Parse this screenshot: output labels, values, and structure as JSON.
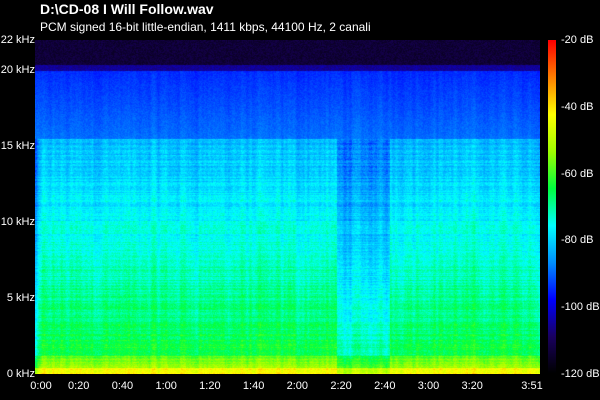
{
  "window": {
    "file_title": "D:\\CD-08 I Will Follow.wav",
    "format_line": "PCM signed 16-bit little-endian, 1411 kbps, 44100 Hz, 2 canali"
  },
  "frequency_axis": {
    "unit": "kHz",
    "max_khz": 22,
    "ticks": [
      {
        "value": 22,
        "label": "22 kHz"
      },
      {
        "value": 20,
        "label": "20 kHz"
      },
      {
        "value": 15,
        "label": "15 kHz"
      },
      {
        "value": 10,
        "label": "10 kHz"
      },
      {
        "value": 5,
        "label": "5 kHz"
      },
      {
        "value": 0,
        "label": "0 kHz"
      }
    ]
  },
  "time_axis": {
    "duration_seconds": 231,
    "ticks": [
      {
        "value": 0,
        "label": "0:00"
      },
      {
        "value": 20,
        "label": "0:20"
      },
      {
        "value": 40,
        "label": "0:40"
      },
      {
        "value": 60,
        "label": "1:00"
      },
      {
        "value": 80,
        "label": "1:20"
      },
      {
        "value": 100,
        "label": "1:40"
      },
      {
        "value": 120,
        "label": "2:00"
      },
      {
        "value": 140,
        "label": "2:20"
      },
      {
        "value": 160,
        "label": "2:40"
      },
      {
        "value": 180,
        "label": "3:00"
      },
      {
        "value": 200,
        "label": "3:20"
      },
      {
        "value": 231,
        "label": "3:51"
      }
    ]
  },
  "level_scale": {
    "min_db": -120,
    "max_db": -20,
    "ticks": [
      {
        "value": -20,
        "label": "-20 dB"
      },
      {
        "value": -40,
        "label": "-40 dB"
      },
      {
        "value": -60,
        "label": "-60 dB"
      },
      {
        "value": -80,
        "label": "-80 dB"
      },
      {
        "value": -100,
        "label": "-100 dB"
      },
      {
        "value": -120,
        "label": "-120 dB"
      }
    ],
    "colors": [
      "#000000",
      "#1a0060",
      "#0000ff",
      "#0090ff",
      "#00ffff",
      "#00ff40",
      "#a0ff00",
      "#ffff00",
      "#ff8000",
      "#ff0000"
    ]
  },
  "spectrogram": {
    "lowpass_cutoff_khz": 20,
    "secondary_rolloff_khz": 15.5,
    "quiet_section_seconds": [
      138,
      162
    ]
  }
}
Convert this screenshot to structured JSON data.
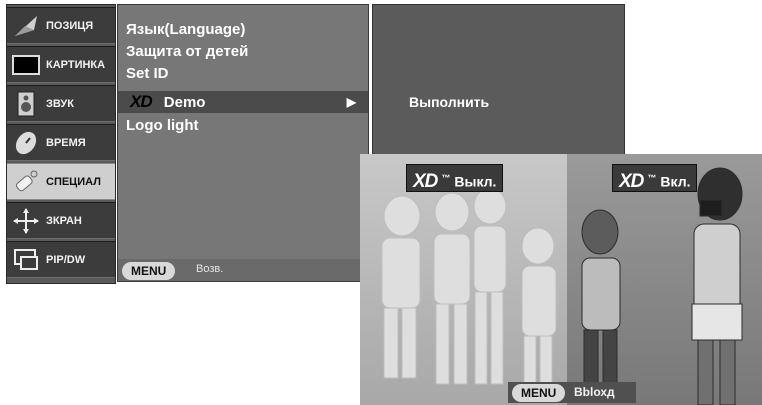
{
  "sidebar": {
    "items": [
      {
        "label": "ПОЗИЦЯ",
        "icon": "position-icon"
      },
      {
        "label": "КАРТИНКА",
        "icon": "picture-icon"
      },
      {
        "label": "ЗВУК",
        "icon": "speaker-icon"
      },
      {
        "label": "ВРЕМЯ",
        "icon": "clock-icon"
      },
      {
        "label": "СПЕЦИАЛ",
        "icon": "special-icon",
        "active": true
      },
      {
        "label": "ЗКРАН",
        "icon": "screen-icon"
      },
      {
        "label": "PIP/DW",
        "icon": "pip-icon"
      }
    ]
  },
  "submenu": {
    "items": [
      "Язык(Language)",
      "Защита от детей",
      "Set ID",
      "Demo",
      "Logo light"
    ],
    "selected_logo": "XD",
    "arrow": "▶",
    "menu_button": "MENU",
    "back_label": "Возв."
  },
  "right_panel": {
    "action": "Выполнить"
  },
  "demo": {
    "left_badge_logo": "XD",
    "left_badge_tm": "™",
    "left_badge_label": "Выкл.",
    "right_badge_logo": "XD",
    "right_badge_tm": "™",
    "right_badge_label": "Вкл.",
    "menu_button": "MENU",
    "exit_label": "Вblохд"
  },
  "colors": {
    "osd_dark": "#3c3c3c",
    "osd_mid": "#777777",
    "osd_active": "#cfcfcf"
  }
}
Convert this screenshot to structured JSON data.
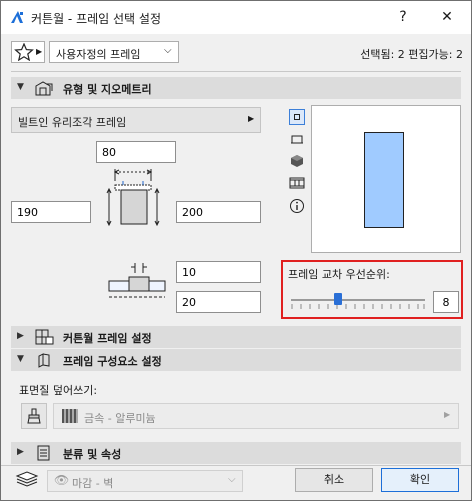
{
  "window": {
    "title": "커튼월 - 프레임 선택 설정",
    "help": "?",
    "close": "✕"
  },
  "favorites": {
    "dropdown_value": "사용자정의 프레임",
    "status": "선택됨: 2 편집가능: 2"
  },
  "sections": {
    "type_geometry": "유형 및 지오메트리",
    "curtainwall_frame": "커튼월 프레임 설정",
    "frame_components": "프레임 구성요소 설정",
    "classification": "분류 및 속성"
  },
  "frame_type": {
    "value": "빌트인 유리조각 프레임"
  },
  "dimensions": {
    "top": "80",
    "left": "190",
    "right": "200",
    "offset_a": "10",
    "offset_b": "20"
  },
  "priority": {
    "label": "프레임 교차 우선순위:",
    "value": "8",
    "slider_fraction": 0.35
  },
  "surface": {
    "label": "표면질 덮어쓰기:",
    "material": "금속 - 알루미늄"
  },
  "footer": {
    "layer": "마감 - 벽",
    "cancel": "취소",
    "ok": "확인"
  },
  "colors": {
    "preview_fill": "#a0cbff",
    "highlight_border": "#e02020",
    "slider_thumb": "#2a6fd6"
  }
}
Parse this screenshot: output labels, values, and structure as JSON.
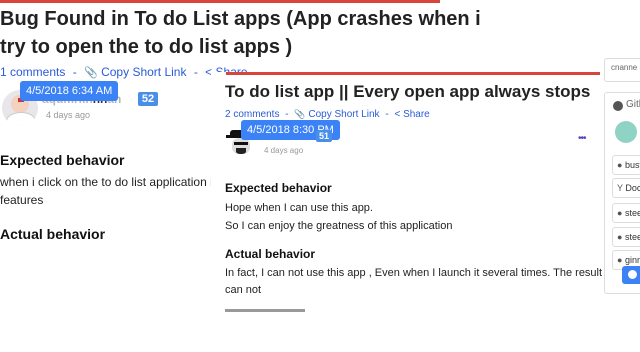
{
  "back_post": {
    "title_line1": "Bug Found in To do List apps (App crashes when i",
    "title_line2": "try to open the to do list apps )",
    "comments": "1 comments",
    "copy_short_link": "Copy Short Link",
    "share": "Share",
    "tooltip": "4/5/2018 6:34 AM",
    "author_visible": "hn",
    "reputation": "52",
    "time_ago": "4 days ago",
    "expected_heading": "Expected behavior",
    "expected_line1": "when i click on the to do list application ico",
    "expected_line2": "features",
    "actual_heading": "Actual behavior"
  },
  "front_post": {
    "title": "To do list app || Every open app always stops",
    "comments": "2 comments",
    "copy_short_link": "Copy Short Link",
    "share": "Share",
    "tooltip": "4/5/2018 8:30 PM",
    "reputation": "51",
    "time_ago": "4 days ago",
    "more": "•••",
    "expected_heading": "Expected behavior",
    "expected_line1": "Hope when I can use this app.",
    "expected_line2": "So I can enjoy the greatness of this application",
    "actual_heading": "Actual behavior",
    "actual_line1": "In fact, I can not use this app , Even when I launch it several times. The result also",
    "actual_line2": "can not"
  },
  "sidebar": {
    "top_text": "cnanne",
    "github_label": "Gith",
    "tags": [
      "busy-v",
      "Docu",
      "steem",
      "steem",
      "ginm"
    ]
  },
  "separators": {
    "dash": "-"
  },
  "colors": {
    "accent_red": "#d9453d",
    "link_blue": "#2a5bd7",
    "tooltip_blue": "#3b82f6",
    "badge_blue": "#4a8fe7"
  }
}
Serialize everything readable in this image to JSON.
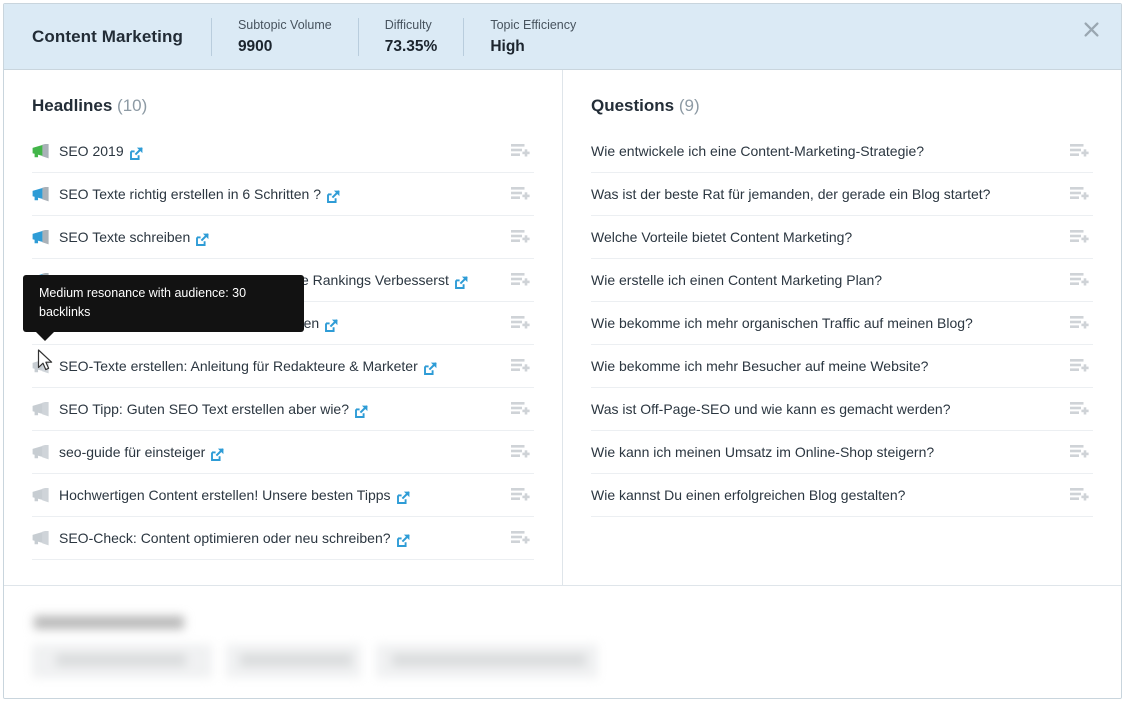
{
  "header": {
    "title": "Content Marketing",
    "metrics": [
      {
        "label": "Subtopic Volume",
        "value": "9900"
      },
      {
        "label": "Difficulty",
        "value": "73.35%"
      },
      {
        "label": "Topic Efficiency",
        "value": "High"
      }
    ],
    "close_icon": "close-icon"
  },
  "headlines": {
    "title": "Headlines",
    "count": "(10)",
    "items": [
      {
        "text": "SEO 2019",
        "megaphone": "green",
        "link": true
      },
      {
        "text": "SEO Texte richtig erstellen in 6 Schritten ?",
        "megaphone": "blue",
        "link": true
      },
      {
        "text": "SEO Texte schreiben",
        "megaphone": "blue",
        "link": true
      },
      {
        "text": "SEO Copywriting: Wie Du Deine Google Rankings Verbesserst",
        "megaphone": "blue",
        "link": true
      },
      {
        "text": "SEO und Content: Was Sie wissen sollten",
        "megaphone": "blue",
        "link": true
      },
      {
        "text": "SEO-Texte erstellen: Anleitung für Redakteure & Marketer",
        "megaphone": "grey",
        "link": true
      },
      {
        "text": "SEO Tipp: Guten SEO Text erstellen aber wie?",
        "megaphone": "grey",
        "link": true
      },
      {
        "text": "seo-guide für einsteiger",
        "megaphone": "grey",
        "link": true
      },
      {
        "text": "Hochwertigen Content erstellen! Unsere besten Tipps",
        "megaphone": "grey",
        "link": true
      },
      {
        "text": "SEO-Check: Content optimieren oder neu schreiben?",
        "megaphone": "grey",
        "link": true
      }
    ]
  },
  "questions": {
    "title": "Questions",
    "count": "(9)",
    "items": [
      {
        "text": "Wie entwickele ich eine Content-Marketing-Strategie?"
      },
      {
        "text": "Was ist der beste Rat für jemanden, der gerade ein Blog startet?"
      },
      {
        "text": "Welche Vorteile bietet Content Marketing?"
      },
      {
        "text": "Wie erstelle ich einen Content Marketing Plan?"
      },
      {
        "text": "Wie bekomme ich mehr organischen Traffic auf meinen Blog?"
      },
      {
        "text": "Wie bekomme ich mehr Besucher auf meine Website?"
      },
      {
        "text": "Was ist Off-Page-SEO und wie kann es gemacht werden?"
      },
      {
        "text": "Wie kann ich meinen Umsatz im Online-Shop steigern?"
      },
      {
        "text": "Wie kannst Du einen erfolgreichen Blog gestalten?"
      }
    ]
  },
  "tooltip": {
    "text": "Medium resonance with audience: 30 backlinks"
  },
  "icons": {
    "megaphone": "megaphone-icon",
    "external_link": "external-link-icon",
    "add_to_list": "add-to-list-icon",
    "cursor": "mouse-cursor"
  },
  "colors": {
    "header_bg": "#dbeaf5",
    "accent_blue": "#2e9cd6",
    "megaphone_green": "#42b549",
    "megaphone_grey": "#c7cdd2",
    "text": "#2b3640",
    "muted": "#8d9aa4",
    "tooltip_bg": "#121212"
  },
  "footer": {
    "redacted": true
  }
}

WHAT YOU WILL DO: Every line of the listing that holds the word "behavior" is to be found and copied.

RESPONSE:
    "expected_heading": "Expected behavior",
    "actual_heading": "Actual behavior"
    "expected_heading": "Expected behavior",
    "actual_heading": "Actual behavior",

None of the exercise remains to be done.